Your assignment: The word "time" marks the lines to keep; find each one in the data and copy it.
(Data excerpts Opens)
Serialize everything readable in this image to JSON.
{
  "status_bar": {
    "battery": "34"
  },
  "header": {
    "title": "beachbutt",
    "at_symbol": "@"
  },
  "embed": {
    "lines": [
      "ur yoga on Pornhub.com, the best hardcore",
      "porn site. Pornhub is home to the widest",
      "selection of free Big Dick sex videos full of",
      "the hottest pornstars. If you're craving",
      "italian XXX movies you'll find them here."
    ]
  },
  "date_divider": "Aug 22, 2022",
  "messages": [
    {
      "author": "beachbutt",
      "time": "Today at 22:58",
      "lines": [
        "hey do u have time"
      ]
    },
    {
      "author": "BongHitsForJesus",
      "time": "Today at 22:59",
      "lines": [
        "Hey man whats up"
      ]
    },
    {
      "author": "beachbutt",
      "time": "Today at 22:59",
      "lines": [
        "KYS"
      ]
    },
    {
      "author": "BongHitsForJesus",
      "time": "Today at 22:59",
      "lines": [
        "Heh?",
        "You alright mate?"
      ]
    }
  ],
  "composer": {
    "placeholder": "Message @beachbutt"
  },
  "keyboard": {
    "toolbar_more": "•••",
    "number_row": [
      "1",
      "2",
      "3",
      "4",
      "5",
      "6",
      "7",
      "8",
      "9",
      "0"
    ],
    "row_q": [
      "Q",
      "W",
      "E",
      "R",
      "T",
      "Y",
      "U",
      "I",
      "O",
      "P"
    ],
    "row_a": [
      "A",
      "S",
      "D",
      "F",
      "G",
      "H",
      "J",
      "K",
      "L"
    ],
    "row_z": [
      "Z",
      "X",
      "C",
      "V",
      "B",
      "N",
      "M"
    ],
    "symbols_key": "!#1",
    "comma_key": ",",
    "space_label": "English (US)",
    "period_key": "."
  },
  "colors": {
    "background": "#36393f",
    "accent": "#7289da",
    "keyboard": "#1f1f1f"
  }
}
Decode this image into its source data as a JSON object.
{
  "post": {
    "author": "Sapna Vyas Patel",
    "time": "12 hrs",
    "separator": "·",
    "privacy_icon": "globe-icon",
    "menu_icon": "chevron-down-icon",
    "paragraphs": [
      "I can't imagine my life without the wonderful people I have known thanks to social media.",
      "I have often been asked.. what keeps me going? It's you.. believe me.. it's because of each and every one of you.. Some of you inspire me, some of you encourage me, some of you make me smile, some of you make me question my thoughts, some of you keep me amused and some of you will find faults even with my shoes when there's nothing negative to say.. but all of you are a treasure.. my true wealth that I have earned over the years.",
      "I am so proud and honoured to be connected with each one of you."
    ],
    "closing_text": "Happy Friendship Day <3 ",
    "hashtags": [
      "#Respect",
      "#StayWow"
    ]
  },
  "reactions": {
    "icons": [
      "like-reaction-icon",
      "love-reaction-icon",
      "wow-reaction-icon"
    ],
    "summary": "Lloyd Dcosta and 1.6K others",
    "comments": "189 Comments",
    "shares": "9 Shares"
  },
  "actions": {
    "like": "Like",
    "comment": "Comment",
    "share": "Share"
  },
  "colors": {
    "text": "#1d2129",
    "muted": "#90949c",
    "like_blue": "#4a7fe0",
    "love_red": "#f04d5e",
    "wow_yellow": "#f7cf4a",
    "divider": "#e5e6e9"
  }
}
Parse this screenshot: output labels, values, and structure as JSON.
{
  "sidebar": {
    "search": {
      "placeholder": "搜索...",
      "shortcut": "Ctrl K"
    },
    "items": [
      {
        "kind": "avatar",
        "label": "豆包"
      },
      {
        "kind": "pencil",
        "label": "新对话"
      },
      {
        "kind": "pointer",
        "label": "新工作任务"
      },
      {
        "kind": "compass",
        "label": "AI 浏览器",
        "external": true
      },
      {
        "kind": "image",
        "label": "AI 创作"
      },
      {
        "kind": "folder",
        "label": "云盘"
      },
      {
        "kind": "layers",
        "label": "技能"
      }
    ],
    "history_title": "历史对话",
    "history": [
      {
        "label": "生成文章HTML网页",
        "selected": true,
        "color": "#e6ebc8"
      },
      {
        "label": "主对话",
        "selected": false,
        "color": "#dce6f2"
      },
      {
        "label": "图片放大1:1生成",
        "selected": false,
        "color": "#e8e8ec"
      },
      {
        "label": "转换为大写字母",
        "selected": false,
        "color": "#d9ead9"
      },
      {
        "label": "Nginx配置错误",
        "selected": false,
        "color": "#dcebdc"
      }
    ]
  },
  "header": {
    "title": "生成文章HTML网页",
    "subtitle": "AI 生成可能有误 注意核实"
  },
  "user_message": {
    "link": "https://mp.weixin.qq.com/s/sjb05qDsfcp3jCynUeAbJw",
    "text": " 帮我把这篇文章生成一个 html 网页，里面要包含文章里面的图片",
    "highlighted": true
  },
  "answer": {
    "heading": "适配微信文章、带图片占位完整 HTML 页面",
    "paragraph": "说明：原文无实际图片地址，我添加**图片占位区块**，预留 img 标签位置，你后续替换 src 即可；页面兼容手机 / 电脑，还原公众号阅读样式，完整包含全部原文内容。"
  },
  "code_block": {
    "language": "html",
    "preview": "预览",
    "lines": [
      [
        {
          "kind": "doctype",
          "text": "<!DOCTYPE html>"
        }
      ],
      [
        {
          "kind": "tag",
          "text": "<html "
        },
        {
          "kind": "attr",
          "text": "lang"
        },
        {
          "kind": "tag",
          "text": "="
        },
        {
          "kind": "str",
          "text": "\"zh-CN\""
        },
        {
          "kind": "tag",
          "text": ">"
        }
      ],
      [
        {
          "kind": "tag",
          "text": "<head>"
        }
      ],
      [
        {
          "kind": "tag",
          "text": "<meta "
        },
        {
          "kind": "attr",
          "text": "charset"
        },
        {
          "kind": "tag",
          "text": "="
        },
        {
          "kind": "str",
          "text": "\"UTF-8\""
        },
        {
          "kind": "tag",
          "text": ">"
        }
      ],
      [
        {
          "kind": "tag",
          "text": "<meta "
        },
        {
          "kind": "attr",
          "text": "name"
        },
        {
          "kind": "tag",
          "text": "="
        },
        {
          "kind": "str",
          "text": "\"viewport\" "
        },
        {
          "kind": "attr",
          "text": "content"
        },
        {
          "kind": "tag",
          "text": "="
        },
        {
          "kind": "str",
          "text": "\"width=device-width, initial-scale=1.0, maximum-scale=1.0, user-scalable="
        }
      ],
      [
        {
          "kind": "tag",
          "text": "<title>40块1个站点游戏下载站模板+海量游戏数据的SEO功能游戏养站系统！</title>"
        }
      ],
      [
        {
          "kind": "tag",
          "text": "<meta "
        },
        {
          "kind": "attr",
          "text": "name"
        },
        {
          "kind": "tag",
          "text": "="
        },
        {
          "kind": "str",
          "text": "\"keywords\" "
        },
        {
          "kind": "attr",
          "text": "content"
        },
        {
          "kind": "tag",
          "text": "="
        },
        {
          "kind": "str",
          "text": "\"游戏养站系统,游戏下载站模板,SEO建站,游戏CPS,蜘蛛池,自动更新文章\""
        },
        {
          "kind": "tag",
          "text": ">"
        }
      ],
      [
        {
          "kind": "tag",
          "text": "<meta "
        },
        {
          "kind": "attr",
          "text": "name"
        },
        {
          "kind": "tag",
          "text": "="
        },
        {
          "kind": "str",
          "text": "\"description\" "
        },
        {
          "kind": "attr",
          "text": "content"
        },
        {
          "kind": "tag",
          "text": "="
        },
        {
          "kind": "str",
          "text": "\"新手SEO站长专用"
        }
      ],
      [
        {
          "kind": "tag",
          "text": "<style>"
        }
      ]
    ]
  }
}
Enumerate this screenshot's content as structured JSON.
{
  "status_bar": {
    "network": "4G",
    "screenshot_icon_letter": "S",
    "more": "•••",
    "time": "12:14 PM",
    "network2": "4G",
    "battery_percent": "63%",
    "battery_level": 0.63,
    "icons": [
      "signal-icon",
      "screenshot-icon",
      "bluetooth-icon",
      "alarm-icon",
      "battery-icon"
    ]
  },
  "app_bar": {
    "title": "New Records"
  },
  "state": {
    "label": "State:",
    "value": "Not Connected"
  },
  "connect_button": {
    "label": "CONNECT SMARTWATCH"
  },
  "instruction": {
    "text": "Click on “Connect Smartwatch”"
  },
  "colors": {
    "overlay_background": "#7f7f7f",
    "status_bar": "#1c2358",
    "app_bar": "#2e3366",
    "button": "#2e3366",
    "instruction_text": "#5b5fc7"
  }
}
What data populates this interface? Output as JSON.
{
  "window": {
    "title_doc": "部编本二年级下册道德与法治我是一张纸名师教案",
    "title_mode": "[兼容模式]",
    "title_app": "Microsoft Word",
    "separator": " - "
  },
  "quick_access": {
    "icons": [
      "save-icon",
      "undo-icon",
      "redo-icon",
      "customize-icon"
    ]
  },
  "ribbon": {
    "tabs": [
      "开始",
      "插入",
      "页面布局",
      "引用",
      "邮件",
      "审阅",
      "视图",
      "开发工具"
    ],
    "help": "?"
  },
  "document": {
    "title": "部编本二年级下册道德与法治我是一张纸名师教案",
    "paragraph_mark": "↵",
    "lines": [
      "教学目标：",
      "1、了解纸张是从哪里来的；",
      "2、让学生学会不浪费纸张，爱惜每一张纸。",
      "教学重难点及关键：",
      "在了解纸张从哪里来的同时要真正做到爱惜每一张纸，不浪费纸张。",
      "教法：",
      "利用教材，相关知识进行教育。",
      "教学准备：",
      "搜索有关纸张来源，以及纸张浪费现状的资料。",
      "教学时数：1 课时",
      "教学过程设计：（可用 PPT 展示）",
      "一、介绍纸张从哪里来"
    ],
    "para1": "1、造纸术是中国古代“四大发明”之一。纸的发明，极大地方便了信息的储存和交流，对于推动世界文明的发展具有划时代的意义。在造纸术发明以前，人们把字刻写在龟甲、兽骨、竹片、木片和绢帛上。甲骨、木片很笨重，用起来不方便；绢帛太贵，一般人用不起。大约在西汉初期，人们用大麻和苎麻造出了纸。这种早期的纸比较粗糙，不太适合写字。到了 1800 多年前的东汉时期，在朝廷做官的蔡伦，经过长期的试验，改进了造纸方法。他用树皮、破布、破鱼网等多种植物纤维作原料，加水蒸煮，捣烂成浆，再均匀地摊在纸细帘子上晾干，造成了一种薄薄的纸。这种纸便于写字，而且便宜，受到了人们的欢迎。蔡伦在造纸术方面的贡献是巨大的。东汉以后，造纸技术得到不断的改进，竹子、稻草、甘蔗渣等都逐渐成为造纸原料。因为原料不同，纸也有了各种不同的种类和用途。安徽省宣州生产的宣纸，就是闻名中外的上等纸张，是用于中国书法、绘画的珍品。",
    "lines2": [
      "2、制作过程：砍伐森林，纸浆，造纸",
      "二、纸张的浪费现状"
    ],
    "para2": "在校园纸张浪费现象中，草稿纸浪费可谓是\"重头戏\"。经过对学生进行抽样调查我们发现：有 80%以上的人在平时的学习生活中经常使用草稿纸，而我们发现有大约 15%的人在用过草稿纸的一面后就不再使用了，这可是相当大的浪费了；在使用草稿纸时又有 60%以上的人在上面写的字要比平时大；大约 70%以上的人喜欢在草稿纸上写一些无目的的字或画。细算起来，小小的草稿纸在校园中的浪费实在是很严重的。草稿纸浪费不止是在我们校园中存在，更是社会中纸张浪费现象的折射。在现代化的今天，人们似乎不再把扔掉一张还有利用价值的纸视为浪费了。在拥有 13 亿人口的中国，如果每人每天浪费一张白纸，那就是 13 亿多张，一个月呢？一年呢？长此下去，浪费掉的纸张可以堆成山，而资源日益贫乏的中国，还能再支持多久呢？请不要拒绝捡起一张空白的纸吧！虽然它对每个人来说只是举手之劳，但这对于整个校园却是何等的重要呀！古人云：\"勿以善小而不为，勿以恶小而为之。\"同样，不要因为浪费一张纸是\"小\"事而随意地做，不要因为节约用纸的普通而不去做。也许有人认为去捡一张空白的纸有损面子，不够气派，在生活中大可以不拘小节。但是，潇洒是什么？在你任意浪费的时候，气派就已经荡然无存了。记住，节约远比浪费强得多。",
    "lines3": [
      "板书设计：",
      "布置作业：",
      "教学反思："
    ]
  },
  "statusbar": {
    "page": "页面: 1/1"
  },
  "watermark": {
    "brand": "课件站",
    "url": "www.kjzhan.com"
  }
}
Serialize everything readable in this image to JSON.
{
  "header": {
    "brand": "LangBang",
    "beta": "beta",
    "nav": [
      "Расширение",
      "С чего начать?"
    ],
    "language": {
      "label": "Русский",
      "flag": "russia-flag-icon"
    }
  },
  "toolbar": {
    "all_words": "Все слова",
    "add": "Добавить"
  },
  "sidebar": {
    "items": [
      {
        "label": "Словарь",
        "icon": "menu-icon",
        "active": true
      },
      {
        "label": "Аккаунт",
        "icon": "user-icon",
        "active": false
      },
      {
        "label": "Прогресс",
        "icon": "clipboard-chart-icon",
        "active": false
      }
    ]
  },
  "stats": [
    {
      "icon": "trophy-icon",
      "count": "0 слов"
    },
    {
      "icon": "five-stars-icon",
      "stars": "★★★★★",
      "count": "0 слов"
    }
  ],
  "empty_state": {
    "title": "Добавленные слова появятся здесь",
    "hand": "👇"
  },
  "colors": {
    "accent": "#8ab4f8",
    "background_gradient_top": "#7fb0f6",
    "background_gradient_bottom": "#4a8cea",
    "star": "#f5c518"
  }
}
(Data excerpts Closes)
Result of this exercise:
      "time": "Today at 22:58",
        "hey do u have time"
      "time": "Today at 22:59",
      "time": "Today at 22:59",
      "time": "Today at 22:59",
    "time": "12 hrs",
    "time": "12:14 PM",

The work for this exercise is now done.